Source material:
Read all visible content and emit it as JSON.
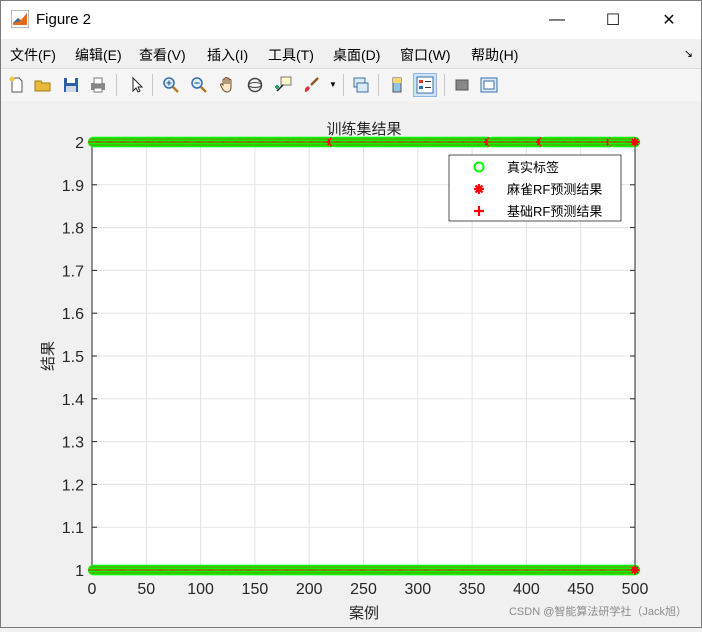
{
  "window": {
    "title": "Figure 2",
    "controls": {
      "minimize": "—",
      "maximize": "☐",
      "close": "✕"
    }
  },
  "menu": {
    "items": [
      "文件(F)",
      "编辑(E)",
      "查看(V)",
      "插入(I)",
      "工具(T)",
      "桌面(D)",
      "窗口(W)",
      "帮助(H)"
    ],
    "overflow_arrow": "↘"
  },
  "toolbar": {
    "icons": [
      "new-figure-icon",
      "open-file-icon",
      "save-icon",
      "print-icon",
      "pointer-icon",
      "zoom-in-icon",
      "zoom-out-icon",
      "pan-hand-icon",
      "rotate-3d-icon",
      "data-cursor-icon",
      "brush-icon",
      "link-plot-icon",
      "colorbar-icon",
      "legend-icon",
      "hide-plot-tools-icon",
      "show-plot-tools-icon"
    ],
    "active": "legend-icon"
  },
  "chart_data": {
    "type": "scatter",
    "title": "训练集结果",
    "xlabel": "案例",
    "ylabel": "结果",
    "xlim": [
      0,
      500
    ],
    "ylim": [
      1,
      2
    ],
    "xticks": [
      0,
      50,
      100,
      150,
      200,
      250,
      300,
      350,
      400,
      450,
      500
    ],
    "yticks": [
      1,
      1.1,
      1.2,
      1.3,
      1.4,
      1.5,
      1.6,
      1.7,
      1.8,
      1.9,
      2
    ],
    "ytick_labels": [
      "1",
      "1.1",
      "1.2",
      "1.3",
      "1.4",
      "1.5",
      "1.6",
      "1.7",
      "1.8",
      "1.9",
      "2"
    ],
    "grid": true,
    "legend_position": "top-right",
    "series": [
      {
        "name": "真实标签",
        "marker": "circle-open",
        "color": "#00ff00"
      },
      {
        "name": "麻雀RF预测结果",
        "marker": "asterisk",
        "color": "#ff0000"
      },
      {
        "name": "基础RF预测结果",
        "marker": "plus",
        "color": "#ff0000"
      }
    ],
    "values_note_y1_x_ranges": [
      [
        0,
        500
      ]
    ],
    "values_note_y2_x_ranges": [
      [
        0,
        220
      ],
      [
        224,
        365
      ],
      [
        369,
        413
      ],
      [
        417,
        477
      ],
      [
        480,
        500
      ]
    ],
    "num_samples": 500
  },
  "watermark": "CSDN @智能算法研学社（Jack旭）"
}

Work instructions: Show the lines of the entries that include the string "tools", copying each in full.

Task response:
      "hide-plot-tools-icon",
      "show-plot-tools-icon"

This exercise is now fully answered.